**Data records for software interfaces:**
======

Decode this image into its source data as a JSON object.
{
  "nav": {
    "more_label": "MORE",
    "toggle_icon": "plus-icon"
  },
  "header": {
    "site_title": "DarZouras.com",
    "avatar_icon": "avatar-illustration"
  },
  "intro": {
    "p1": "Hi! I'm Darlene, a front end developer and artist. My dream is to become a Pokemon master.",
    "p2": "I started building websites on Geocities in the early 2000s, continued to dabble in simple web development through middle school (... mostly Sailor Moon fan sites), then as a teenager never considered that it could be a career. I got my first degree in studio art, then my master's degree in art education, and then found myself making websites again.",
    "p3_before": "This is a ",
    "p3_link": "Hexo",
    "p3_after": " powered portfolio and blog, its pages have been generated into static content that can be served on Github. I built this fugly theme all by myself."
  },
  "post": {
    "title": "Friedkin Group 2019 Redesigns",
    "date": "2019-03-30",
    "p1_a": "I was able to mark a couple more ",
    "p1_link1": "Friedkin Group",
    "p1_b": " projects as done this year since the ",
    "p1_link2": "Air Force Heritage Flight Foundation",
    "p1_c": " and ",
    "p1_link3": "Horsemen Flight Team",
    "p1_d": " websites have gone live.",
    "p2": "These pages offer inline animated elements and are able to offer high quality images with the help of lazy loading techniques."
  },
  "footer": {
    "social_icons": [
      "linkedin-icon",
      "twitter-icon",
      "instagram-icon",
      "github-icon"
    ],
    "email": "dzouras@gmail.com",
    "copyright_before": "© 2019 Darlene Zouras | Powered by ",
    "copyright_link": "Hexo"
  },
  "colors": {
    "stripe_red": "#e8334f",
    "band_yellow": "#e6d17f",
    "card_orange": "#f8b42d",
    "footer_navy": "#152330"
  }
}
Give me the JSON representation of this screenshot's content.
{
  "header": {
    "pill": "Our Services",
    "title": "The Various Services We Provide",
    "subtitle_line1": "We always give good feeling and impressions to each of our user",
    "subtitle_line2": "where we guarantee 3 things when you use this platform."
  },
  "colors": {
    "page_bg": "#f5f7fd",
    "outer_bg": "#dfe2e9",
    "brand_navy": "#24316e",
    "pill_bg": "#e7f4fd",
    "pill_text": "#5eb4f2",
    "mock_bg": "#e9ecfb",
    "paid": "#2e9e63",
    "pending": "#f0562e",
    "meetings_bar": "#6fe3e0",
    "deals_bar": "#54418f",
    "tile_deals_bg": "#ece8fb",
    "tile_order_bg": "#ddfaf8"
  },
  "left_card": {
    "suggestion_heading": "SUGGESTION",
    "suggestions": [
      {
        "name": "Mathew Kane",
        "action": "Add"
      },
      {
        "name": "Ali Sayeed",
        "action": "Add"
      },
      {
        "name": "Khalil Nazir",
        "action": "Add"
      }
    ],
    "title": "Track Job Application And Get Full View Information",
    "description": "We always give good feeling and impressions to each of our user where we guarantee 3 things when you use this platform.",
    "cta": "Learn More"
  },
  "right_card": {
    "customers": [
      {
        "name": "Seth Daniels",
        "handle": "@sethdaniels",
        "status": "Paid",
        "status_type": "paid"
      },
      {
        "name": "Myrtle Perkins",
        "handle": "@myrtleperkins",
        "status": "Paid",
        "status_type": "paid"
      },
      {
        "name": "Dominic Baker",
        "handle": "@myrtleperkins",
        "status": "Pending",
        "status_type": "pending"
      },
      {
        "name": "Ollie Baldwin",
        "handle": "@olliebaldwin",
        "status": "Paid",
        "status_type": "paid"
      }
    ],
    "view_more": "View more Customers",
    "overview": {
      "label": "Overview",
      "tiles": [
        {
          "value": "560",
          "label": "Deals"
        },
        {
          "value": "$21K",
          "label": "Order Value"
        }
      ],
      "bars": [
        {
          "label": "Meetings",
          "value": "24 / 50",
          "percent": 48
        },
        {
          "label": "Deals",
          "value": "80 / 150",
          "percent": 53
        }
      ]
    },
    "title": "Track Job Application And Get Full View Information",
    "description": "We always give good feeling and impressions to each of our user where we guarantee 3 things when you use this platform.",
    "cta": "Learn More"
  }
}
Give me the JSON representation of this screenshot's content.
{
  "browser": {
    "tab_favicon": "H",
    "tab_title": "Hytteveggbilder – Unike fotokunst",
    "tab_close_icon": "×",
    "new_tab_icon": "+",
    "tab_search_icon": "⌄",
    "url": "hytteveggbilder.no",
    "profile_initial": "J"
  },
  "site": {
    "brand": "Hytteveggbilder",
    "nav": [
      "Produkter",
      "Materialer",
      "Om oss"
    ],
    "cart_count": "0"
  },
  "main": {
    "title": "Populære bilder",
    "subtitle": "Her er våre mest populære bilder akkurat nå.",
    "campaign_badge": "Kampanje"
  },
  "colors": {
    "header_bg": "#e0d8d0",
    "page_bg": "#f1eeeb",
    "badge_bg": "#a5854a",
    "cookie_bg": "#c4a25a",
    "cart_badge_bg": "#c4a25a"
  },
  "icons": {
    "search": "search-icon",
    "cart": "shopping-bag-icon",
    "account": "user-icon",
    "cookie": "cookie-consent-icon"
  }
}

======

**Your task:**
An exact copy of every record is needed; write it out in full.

**Finished exercise:**
Decode this image into its source data as a JSON object.
{
  "nav": {
    "more_label": "MORE",
    "toggle_icon": "plus-icon"
  },
  "header": {
    "site_title": "DarZouras.com",
    "avatar_icon": "avatar-illustration"
  },
  "intro": {
    "p1": "Hi! I'm Darlene, a front end developer and artist. My dream is to become a Pokemon master.",
    "p2": "I started building websites on Geocities in the early 2000s, continued to dabble in simple web development through middle school (... mostly Sailor Moon fan sites), then as a teenager never considered that it could be a career. I got my first degree in studio art, then my master's degree in art education, and then found myself making websites again.",
    "p3_before": "This is a ",
    "p3_link": "Hexo",
    "p3_after": " powered portfolio and blog, its pages have been generated into static content that can be served on Github. I built this fugly theme all by myself."
  },
  "post": {
    "title": "Friedkin Group 2019 Redesigns",
    "date": "2019-03-30",
    "p1_a": "I was able to mark a couple more ",
    "p1_link1": "Friedkin Group",
    "p1_b": " projects as done this year since the ",
    "p1_link2": "Air Force Heritage Flight Foundation",
    "p1_c": " and ",
    "p1_link3": "Horsemen Flight Team",
    "p1_d": " websites have gone live.",
    "p2": "These pages offer inline animated elements and are able to offer high quality images with the help of lazy loading techniques."
  },
  "footer": {
    "social_icons": [
      "linkedin-icon",
      "twitter-icon",
      "instagram-icon",
      "github-icon"
    ],
    "email": "dzouras@gmail.com",
    "copyright_before": "© 2019 Darlene Zouras | Powered by ",
    "copyright_link": "Hexo"
  },
  "colors": {
    "stripe_red": "#e8334f",
    "band_yellow": "#e6d17f",
    "card_orange": "#f8b42d",
    "footer_navy": "#152330"
  }
}
Give me the JSON representation of this screenshot's content.
{
  "header": {
    "pill": "Our Services",
    "title": "The Various Services We Provide",
    "subtitle_line1": "We always give good feeling and impressions to each of our user",
    "subtitle_line2": "where we guarantee 3 things when you use this platform."
  },
  "colors": {
    "page_bg": "#f5f7fd",
    "outer_bg": "#dfe2e9",
    "brand_navy": "#24316e",
    "pill_bg": "#e7f4fd",
    "pill_text": "#5eb4f2",
    "mock_bg": "#e9ecfb",
    "paid": "#2e9e63",
    "pending": "#f0562e",
    "meetings_bar": "#6fe3e0",
    "deals_bar": "#54418f",
    "tile_deals_bg": "#ece8fb",
    "tile_order_bg": "#ddfaf8"
  },
  "left_card": {
    "suggestion_heading": "SUGGESTION",
    "suggestions": [
      {
        "name": "Mathew Kane",
        "action": "Add"
      },
      {
        "name": "Ali Sayeed",
        "action": "Add"
      },
      {
        "name": "Khalil Nazir",
        "action": "Add"
      }
    ],
    "title": "Track Job Application And Get Full View Information",
    "description": "We always give good feeling and impressions to each of our user where we guarantee 3 things when you use this platform.",
    "cta": "Learn More"
  },
  "right_card": {
    "customers": [
      {
        "name": "Seth Daniels",
        "handle": "@sethdaniels",
        "status": "Paid",
        "status_type": "paid"
      },
      {
        "name": "Myrtle Perkins",
        "handle": "@myrtleperkins",
        "status": "Paid",
        "status_type": "paid"
      },
      {
        "name": "Dominic Baker",
        "handle": "@myrtleperkins",
        "status": "Pending",
        "status_type": "pending"
      },
      {
        "name": "Ollie Baldwin",
        "handle": "@olliebaldwin",
        "status": "Paid",
        "status_type": "paid"
      }
    ],
    "view_more": "View more Customers",
    "overview": {
      "label": "Overview",
      "tiles": [
        {
          "value": "560",
          "label": "Deals"
        },
        {
          "value": "$21K",
          "label": "Order Value"
        }
      ],
      "bars": [
        {
          "label": "Meetings",
          "value": "24 / 50",
          "percent": 48
        },
        {
          "label": "Deals",
          "value": "80 / 150",
          "percent": 53
        }
      ]
    },
    "title": "Track Job Application And Get Full View Information",
    "description": "We always give good feeling and impressions to each of our user where we guarantee 3 things when you use this platform.",
    "cta": "Learn More"
  }
}
Give me the JSON representation of this screenshot's content.
{
  "browser": {
    "tab_favicon": "H",
    "tab_title": "Hytteveggbilder – Unike fotokunst",
    "tab_close_icon": "×",
    "new_tab_icon": "+",
    "tab_search_icon": "⌄",
    "url": "hytteveggbilder.no",
    "profile_initial": "J"
  },
  "site": {
    "brand": "Hytteveggbilder",
    "nav": [
      "Produkter",
      "Materialer",
      "Om oss"
    ],
    "cart_count": "0"
  },
  "main": {
    "title": "Populære bilder",
    "subtitle": "Her er våre mest populære bilder akkurat nå.",
    "campaign_badge": "Kampanje"
  },
  "colors": {
    "header_bg": "#e0d8d0",
    "page_bg": "#f1eeeb",
    "badge_bg": "#a5854a",
    "cookie_bg": "#c4a25a",
    "cart_badge_bg": "#c4a25a"
  },
  "icons": {
    "search": "search-icon",
    "cart": "shopping-bag-icon",
    "account": "user-icon",
    "cookie": "cookie-consent-icon"
  }
}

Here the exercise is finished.